On June 27 of this year, the United States Supreme Court took another step toward erasing drivers’ constitutional right against warrantless searches and seizures. In Mitchell v. Wisconsin, 588 U.S. _____(2019), a plurality of the Court issued an opinion which created a whole new category of “exigent circumstances” searches. Perhaps the most frustrating part of the Court’s ruling in Mitchell v. Wisconsin, 588 U.S. _____(2019), is that it was unnecessary. In a scathing dissent, Justice Sotomayor, joined by Justices Ginsburn, and Kagan, noted that the decision in Mitchell rested on “the false premise” that it was “necessary to spare law enforcement from a choice between attending to emergency situations and securing evidence.” For the dissent the question was narrow: “What must police do before ordering a blood draw of a person suspected of drunk driving who has become unconscious?” And their answer simple: “If there is time, get a warrant.” Justice Sotomayor noted that Wisconsin had conceded that it had time to obtain a warrant and that should have been the end of the matter. She decried the plurality for “needlessly cast[ing] aside the established protections of the warrant requirement in favor of a brand new presumption of exigent circumstances that Wisconsin [did] not urge, the state courts did not consider, and that contravenes this Court’s precedent.”
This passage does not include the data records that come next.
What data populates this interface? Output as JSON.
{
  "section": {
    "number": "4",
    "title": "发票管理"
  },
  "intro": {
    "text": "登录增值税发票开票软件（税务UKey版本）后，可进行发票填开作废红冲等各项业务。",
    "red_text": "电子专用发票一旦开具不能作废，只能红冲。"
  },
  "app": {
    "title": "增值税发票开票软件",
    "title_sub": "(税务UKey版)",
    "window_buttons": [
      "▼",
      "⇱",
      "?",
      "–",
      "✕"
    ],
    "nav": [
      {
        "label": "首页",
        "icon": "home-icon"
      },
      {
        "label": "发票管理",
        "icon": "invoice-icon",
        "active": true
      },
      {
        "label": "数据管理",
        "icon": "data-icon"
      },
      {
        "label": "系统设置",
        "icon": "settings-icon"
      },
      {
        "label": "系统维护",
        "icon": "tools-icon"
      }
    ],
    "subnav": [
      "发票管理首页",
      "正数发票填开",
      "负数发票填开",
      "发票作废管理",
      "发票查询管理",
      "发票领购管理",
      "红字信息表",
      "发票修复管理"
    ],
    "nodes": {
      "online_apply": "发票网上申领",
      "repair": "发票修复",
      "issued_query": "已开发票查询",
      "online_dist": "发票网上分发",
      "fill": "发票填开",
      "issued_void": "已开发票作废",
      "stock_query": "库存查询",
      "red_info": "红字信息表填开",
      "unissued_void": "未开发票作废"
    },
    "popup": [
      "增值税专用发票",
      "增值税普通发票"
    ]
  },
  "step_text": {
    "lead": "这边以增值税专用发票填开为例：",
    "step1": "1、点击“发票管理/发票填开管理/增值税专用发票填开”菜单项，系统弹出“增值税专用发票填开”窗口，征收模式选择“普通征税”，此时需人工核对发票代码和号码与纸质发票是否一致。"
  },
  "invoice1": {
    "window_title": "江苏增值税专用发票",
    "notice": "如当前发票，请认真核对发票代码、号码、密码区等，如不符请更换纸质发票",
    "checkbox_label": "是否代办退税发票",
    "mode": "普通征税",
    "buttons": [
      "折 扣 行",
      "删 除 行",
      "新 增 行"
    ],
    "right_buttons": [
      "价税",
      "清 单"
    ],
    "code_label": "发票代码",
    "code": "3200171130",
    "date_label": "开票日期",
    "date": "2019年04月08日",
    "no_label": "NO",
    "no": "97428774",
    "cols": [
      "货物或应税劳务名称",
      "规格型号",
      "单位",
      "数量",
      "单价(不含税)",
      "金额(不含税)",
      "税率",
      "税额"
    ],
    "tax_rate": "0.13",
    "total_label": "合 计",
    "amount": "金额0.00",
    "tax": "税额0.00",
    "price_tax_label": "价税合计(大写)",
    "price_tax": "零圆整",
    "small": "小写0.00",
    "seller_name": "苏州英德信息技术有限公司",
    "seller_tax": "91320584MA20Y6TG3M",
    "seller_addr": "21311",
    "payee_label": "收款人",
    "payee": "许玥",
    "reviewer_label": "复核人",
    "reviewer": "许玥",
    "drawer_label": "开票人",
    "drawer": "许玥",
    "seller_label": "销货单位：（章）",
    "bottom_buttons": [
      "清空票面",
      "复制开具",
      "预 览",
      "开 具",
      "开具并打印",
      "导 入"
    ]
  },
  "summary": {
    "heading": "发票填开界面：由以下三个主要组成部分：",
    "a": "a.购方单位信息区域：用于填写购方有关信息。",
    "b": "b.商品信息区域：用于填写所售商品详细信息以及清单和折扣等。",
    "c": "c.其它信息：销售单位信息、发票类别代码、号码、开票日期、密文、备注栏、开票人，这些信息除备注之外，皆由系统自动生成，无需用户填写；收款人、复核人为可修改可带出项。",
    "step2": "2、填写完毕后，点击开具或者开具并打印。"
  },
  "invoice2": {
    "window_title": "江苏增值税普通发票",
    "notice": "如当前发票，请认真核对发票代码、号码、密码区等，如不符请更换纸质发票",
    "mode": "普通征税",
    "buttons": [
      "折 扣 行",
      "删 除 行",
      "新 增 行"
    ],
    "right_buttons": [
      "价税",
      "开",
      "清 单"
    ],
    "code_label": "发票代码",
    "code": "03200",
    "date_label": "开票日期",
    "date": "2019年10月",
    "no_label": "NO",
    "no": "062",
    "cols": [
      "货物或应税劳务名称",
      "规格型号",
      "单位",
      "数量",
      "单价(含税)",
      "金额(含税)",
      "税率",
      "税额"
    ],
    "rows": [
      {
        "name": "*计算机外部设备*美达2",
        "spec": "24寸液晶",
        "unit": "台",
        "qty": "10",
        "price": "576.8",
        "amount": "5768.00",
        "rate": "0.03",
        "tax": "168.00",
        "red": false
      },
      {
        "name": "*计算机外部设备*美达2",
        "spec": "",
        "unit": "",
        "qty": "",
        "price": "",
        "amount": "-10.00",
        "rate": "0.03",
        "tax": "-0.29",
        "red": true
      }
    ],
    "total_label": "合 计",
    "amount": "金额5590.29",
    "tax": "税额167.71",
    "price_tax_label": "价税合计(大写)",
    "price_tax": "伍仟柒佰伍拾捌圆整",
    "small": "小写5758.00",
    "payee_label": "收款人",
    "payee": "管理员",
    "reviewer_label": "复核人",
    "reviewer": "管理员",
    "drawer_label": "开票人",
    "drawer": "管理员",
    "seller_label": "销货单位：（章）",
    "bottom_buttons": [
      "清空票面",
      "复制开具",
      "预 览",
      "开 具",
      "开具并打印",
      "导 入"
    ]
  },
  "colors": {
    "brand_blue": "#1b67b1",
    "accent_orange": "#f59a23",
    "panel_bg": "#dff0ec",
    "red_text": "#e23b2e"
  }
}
Furthermore, the dissent points out that the holdings in Schmerber and McNeely, “establish that there is no categorical exigency exception for blood draws, although exigent circumstances might justify a warrantless blood draw on the facts of a particular case.” Additionally, from the Court’s recent ruling in Birchfield, “warrantless blood draws cannot be justified as searches incident to arrest.” Accordingly, based on precedent, Mitchell had already been resolved and the answer was: “unless there is too little time to do so, police officers must get a warrant before ordering a blood draw.”
The plurality of the Court attempted to justify its whittling away of constitutional protections by insisting that it was answering only a very narrow question, to wit: “what police officers may do in a narrow but important category of cases: those in which the driver is unconscious and therefore cannot be given a breath test.” The Court held “[i]n such cases…the exigent circumstances rule almost always permits a blood test without a warrant.” The Court went on to say that “when a driver is unconscious, the general rule is that a warrant is not needed.” This ruling is clearly a departure from its recent rulings in McNeely and Birchfield.